Saturday, 25 April 2009

Art Brut Vs. Satan: Track By Track

Apologies for yesterday's rant repeating what we've already said. Anyway, here's Art Brut Vs. Satan, broken down track by track - explaining exactly why you should buy it. Most of what we've got to say about the record is about the lyrics and themes of Eddie Argos, however we want to state now that this is no slight on the abilities of the band, who are absolutely ace and provide a solid fuzzy pop-rock backing to Mr Argos.

'Alcoholics Unanimous': the lead single - reviewed here

'DC Comics and Chocolate Milkshake': song about the finer things in life. Geeky, endearing and catchy, it's everything we want from Art Brut.

'The Passenger': extolling the wonders of public transport, this song is full of energy and will have you bouncing in your bus seat

'Am I Normal?': entertaining and funny story about adolescent romance, the stalker-like lyrics are offset by Eddie's charm and confusion

'What A Rush': another Argos song about girls and awkwardness. Best summed up by the opening line of "I wish I hadn't taken my clothes off"

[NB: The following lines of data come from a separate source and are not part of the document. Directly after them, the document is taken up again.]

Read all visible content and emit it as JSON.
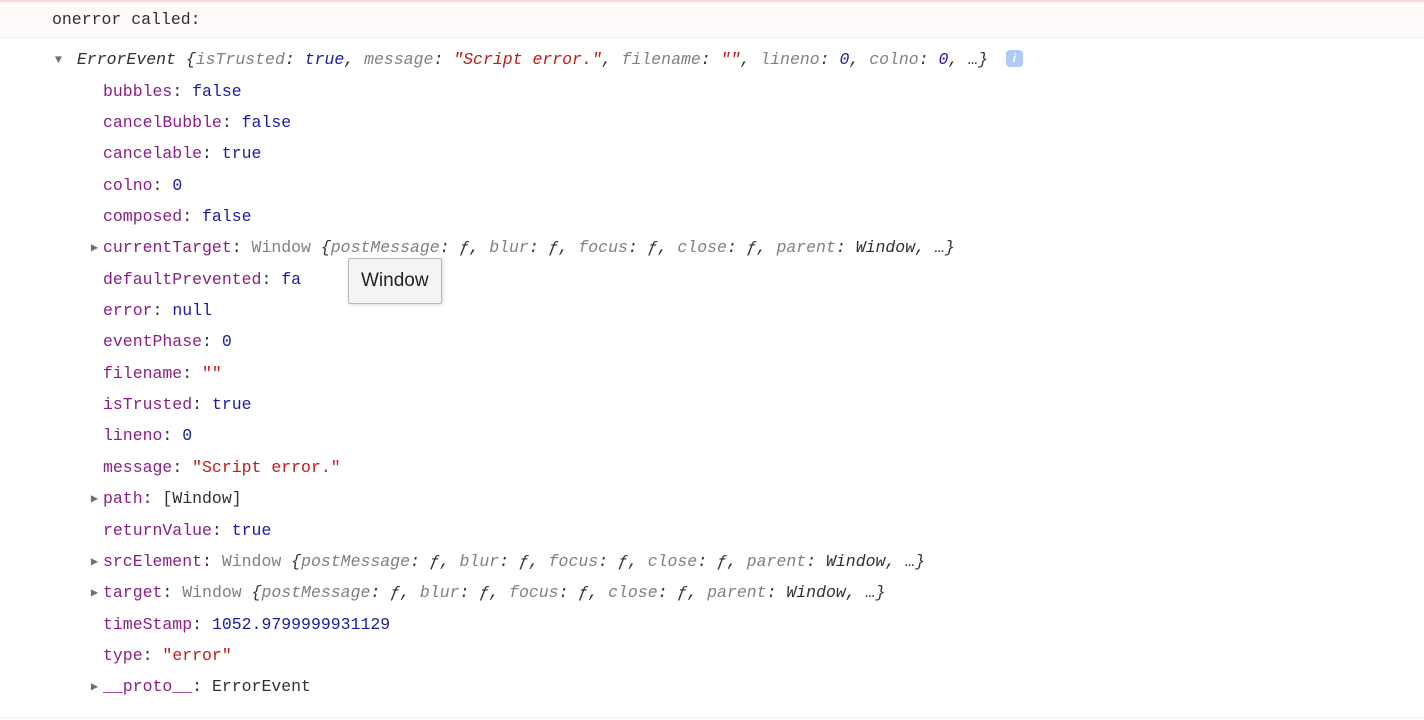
{
  "header_text": "onerror called:",
  "top_type": "ErrorEvent",
  "top_summary": [
    {
      "k": "isTrusted",
      "v": "true",
      "t": "bool"
    },
    {
      "k": "message",
      "v": "\"Script error.\"",
      "t": "string"
    },
    {
      "k": "filename",
      "v": "\"\"",
      "t": "string"
    },
    {
      "k": "lineno",
      "v": "0",
      "t": "num"
    },
    {
      "k": "colno",
      "v": "0",
      "t": "num"
    }
  ],
  "info_badge": "i",
  "rows": [
    {
      "arrow": "",
      "k": "bubbles",
      "sep": ": ",
      "v": "false",
      "vt": "bool"
    },
    {
      "arrow": "",
      "k": "cancelBubble",
      "sep": ": ",
      "v": "false",
      "vt": "bool"
    },
    {
      "arrow": "",
      "k": "cancelable",
      "sep": ": ",
      "v": "true",
      "vt": "bool"
    },
    {
      "arrow": "",
      "k": "colno",
      "sep": ": ",
      "v": "0",
      "vt": "num"
    },
    {
      "arrow": "",
      "k": "composed",
      "sep": ": ",
      "v": "false",
      "vt": "bool"
    },
    {
      "arrow": ">",
      "k": "currentTarget",
      "sep": ": ",
      "v_type": "Window",
      "summary": [
        {
          "k": "postMessage",
          "v": "ƒ",
          "t": "func"
        },
        {
          "k": "blur",
          "v": "ƒ",
          "t": "func"
        },
        {
          "k": "focus",
          "v": "ƒ",
          "t": "func"
        },
        {
          "k": "close",
          "v": "ƒ",
          "t": "func"
        },
        {
          "k": "parent",
          "v": "Window",
          "t": "plain"
        }
      ]
    },
    {
      "arrow": "",
      "k": "defaultPrevented",
      "sep": ": ",
      "v": "fa",
      "vt": "bool_trunc",
      "tooltip": "Window"
    },
    {
      "arrow": "",
      "k": "error",
      "sep": ": ",
      "v": "null",
      "vt": "null"
    },
    {
      "arrow": "",
      "k": "eventPhase",
      "sep": ": ",
      "v": "0",
      "vt": "num"
    },
    {
      "arrow": "",
      "k": "filename",
      "sep": ": ",
      "v": "\"\"",
      "vt": "string"
    },
    {
      "arrow": "",
      "k": "isTrusted",
      "sep": ": ",
      "v": "true",
      "vt": "bool"
    },
    {
      "arrow": "",
      "k": "lineno",
      "sep": ": ",
      "v": "0",
      "vt": "num"
    },
    {
      "arrow": "",
      "k": "message",
      "sep": ": ",
      "v": "\"Script error.\"",
      "vt": "string"
    },
    {
      "arrow": ">",
      "k": "path",
      "sep": ": ",
      "v": "[Window]",
      "vt": "plain"
    },
    {
      "arrow": "",
      "k": "returnValue",
      "sep": ": ",
      "v": "true",
      "vt": "bool"
    },
    {
      "arrow": ">",
      "k": "srcElement",
      "sep": ": ",
      "v_type": "Window",
      "summary": [
        {
          "k": "postMessage",
          "v": "ƒ",
          "t": "func"
        },
        {
          "k": "blur",
          "v": "ƒ",
          "t": "func"
        },
        {
          "k": "focus",
          "v": "ƒ",
          "t": "func"
        },
        {
          "k": "close",
          "v": "ƒ",
          "t": "func"
        },
        {
          "k": "parent",
          "v": "Window",
          "t": "plain"
        }
      ]
    },
    {
      "arrow": ">",
      "k": "target",
      "sep": ": ",
      "v_type": "Window",
      "summary": [
        {
          "k": "postMessage",
          "v": "ƒ",
          "t": "func"
        },
        {
          "k": "blur",
          "v": "ƒ",
          "t": "func"
        },
        {
          "k": "focus",
          "v": "ƒ",
          "t": "func"
        },
        {
          "k": "close",
          "v": "ƒ",
          "t": "func"
        },
        {
          "k": "parent",
          "v": "Window",
          "t": "plain"
        }
      ]
    },
    {
      "arrow": "",
      "k": "timeStamp",
      "sep": ": ",
      "v": "1052.9799999931129",
      "vt": "num"
    },
    {
      "arrow": "",
      "k": "type",
      "sep": ": ",
      "v": "\"error\"",
      "vt": "string"
    },
    {
      "arrow": ">",
      "k": "__proto__",
      "sep": ": ",
      "v": "ErrorEvent",
      "vt": "plain"
    }
  ]
}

'Demons Out!': having finished talking about girls, it's now onto the first of three songs about the other love/hate relationship in Eddie's life - pop music. "The record buying public shouldn't be voting!". It's Art Brut's state of the nation adress and mission statement

'Slap Dash For No Cash': this record was produced by Pixies frontman Black Francis (or whatever name he's using this week) and it's delightfully understated, unlike the previous albums' pop sheen. 'Slap Dash...' is about the delights of just plugging in and playing

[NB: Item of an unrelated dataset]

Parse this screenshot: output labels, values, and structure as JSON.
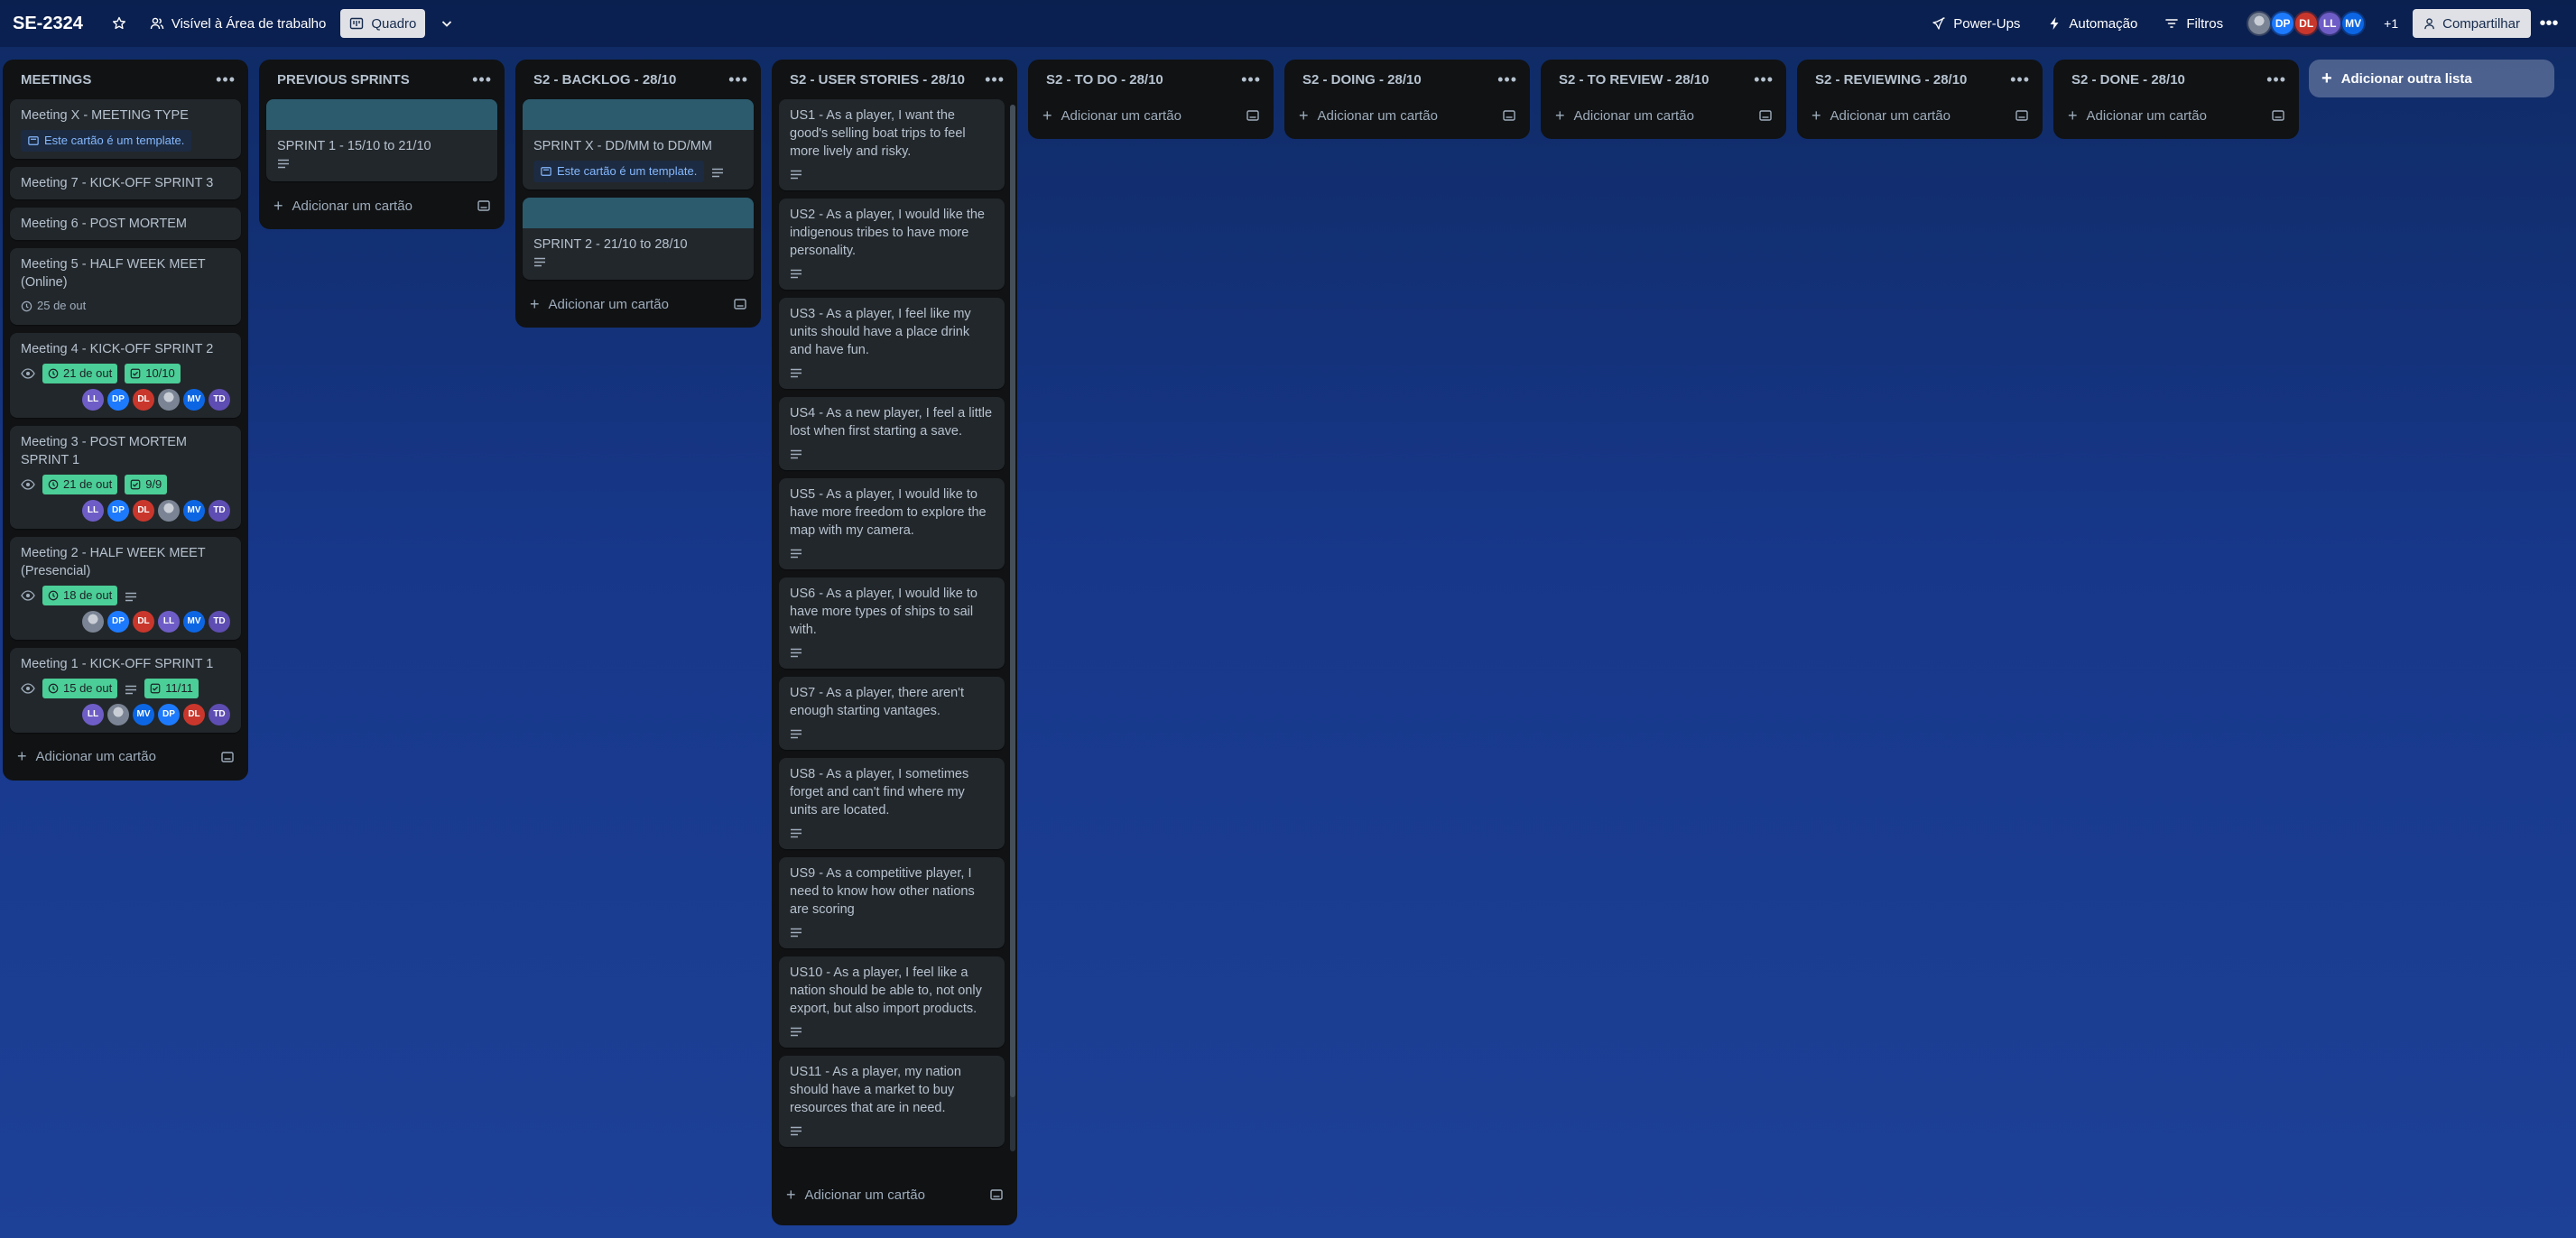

'The Replacements': yes, still talking about pop music, but Argos knows his stuff. "I can't believe I've only just discovered The Replacements" he says, talking about how no-one had recommended them, assuming that he was already a fan. Reminding us of our never-ending quest to find another band that we truly love, it's made us think: are there bands that no-ones recommending us

'Twist And Shout': we're not really sure what this one's about, but it's still rather fun and catchy

'Summer Job': this one has the chorus carried on backing vocals, which is somewhat unusual for the Brut. This one may be the catchiest on the album, which is saying something.

'Mysterious Bruises': this song's over seven minuets long, making it Art Brut's longest by a long way. Follows on from the opening track and contains the lyric "I fought the floor and the floor won".

Essential album, especially for understaning where KPL is coming from


Saturday, 11 April 2009

KPL Spring Album Round-Up

This post is to serve as something of an apology for the lack of original material on the site of late. As we've been short on money we've been relying on review materials from This Is Fake DIY, which has in turn made us short on time – hence the content mainly being said reviews. Anyway, there's been a deluge of interesting releases of late and it looks like 2009 might just shape up to be a good year for albums. Here's a quick round-up of the spring releases that we've been getting our ears around.

Lily Allen - It's Not Me, It's You
We only had a brief listen to this on Spotify, but we can say that after a couple of really impressive singles recently ('The Fear' is one of the songs of the year – FACT!) we were still surprised by the quality of this record. It's on our 'to buy' list.

Music From The Motion Picture Watchmen
A great and very cool collection of songs that feature in the brilliant film. Unfortunately it's slightly ruined by radio edits of Dylan's 'The Times They Are A-Changin'' and Cohen's 'Hallelujah' despite the compilation's relatively short running length. On the bright side however there's Hendrix, Joplin and Wagner, not to mention one of the songs of the year in My Chemical Romance's 'Desolation Row'

Howling BellsRadio Wars
Bold and sultry, it's certainly a step on from Howling Bells d├ębut with more confidence and arguably better tunes. Still, it doesn't take a foot off the peddle marked 'atmospheric' and still manages to create some stunning musical imagery.

The RakesKlang
A charming, scruffy, punked up artrock record and an evolution from their previous material by taking a step back. It's more of a grower as the lyrics and melodies are hidden under fuzz and low-fi production values. This doesn't change the fact that frontman Donohoe is on top form and that Berlin has certainly reinvigorated the band from the corpse of the London scene.

The DecemberistsThe Hazards of Love
There's enough on evidence on this prog/folk record to demonstrate the skill of the musicians in The Decemberists, sadly though for KPL there's nowhere near enough tunes to mean that it's anywhere near as strong as their previous two releases. There's a brilliant flow and lots of interesting sounds however. Very cerebral but a bit too prog for us.

We'd seen Grammatics live a few times in the past couple of years and their unique line-up (including a cello player) and take on alternative music got us rather excited about their album. Thankfully it lives up to the expectations. It's a complex and difficult listen but is incredibly rewarding and absolutely essential for anyone who enjoys putting work into enjoying music.

That's all we have time for at the moment, but don't worry as at some point in the future the recent releases from Hot Leg, Doves, Mastodon and Dananananaykroyd will get mention here, either in their own reviews if there's time (we hope to get some more stuff written on some of the above releases too) or in a future round-up.